This is a case that has managed to escape the bright glare of media attention – despite all the ingredients needed for a story to go viral. For example, this case shows signs of trumped up charges, wrongful convictions, lack of fair play, government interference, and highly questionable incidents such as missing court transcript pages – and not just a few pages – no less than two hundred missing court transcript pages. When you read the information, the question may ultimately come up – where is the media coverage on this issue? While this is a complicated case – once you read through the information – it’s actually not that complicated – injustice never is. It really begs the question that more people should be asking - How come this issue has not gained traction amongst black elected officials – on the local, state and national level, or from civil rights leaders and activists with the backing and support from their civil rights organizations, or from talk-show hosts, investigative journalists, pundits and the like?
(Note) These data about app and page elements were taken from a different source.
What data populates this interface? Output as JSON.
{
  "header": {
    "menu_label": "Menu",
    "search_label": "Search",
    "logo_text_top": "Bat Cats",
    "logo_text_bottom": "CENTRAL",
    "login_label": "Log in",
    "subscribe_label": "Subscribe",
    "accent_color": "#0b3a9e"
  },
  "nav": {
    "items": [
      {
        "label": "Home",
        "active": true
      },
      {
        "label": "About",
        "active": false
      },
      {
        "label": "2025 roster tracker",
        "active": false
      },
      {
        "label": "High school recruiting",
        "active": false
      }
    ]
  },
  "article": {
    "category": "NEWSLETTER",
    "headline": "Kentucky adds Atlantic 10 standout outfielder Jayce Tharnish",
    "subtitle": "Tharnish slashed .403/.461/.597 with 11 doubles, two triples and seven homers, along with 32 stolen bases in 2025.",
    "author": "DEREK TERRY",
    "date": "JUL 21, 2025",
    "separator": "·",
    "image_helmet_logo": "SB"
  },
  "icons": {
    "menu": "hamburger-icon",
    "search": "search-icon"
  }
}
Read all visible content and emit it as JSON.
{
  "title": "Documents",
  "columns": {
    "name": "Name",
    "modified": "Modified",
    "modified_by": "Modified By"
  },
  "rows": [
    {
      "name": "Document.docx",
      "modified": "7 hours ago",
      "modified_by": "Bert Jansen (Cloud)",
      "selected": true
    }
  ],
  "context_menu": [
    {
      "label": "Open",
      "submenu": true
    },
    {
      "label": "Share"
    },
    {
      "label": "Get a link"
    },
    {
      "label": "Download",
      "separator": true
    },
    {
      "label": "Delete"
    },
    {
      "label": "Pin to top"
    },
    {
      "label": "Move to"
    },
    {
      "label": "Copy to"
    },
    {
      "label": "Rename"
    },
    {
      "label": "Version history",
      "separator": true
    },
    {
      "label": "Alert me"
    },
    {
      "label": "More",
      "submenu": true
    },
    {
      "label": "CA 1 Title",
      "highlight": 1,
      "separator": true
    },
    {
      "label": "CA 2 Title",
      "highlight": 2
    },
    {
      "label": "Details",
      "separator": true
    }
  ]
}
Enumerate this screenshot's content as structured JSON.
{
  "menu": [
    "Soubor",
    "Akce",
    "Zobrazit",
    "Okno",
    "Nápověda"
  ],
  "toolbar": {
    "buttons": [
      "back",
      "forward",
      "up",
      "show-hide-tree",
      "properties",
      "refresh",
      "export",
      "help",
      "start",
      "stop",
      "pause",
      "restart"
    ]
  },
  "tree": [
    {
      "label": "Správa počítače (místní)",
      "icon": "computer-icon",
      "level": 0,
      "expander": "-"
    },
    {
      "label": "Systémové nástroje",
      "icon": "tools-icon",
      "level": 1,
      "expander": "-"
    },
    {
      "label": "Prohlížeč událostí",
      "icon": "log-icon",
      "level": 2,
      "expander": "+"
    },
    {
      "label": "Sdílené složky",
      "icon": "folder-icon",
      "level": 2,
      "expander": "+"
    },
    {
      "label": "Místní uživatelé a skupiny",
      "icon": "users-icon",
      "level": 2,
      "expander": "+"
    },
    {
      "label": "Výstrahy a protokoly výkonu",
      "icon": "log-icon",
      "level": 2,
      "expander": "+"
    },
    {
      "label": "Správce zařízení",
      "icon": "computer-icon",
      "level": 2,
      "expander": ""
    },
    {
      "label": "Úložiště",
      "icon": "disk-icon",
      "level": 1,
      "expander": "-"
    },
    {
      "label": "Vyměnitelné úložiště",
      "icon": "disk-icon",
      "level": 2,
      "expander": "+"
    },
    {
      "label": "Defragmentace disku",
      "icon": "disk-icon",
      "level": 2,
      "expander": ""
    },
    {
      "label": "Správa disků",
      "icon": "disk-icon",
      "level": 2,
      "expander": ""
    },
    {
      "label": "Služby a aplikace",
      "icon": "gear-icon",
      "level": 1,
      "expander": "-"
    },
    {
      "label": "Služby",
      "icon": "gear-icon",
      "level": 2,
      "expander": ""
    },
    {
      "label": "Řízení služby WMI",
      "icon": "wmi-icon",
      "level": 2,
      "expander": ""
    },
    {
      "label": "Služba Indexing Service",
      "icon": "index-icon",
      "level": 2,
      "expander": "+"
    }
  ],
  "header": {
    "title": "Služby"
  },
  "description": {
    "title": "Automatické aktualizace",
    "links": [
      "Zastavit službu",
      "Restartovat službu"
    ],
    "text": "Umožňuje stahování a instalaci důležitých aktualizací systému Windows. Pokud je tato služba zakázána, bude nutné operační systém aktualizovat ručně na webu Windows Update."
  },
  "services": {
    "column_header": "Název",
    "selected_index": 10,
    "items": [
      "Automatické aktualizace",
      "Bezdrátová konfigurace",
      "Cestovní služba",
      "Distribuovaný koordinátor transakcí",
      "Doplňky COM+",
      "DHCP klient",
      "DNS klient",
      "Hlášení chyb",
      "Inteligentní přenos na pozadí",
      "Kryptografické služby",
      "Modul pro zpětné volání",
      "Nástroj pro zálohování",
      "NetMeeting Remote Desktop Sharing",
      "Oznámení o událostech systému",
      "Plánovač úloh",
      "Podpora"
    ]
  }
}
So by now you may be asking yourself - exactly what is this case about. Well, the IRP 6 stands for the Investigative Resource Planning Solutions Corporation (known as IRP) and the six men (five who are African American) who have been imprisoned since 2009 – on mail and wire fraud charges. The six imprisoned men are actually executives at IRP – a software development company that started in February 2003. After the terrorist attacks on September 11, 2001, they saw an opportunity as the debate raged on about the inability of government agencies to communicate and share information with one another. While the intelligence community worked to revamp their structure and operations – these IRP executives worked to develop software that would eliminate this communication obstacle among government agencies involved with intelligence. Prospective clients included the Department of Homeland Security (DHS), the Department of Justice (DOJ) and the New York City Police Department (NYPD). Impressive right? IRP was working to customize the software to meet the technology needs for their prospective clients but was faced with difficulties in meeting their staffing bills. IRP had to hire additional temporary staff of information technology (IT)professionals to meet the customized needs – with the expectation they would be landing the big contract but they needed more time to make the sale. But IRP fell behind on bills and these bills became delinquent while they accumulated debt. Sounds like a debt collection case doesn’t it? Instead, they were accused, in federal court, of essentially running a scam with the intention of stealing millions of dollars. Their business offices were also subjected to a SWAT styled raid by at least 20 or so federal agents.

For more information on this case see this for a comprehensive background on the case; see this overview of the case with important details available here and two excellently written stories available here and here. Also see these links for the story on the IRP6 as well as an interview and article written by Mr. David Banks, one of the IRP6

These links will be posted on The Blackboard's resource page as well.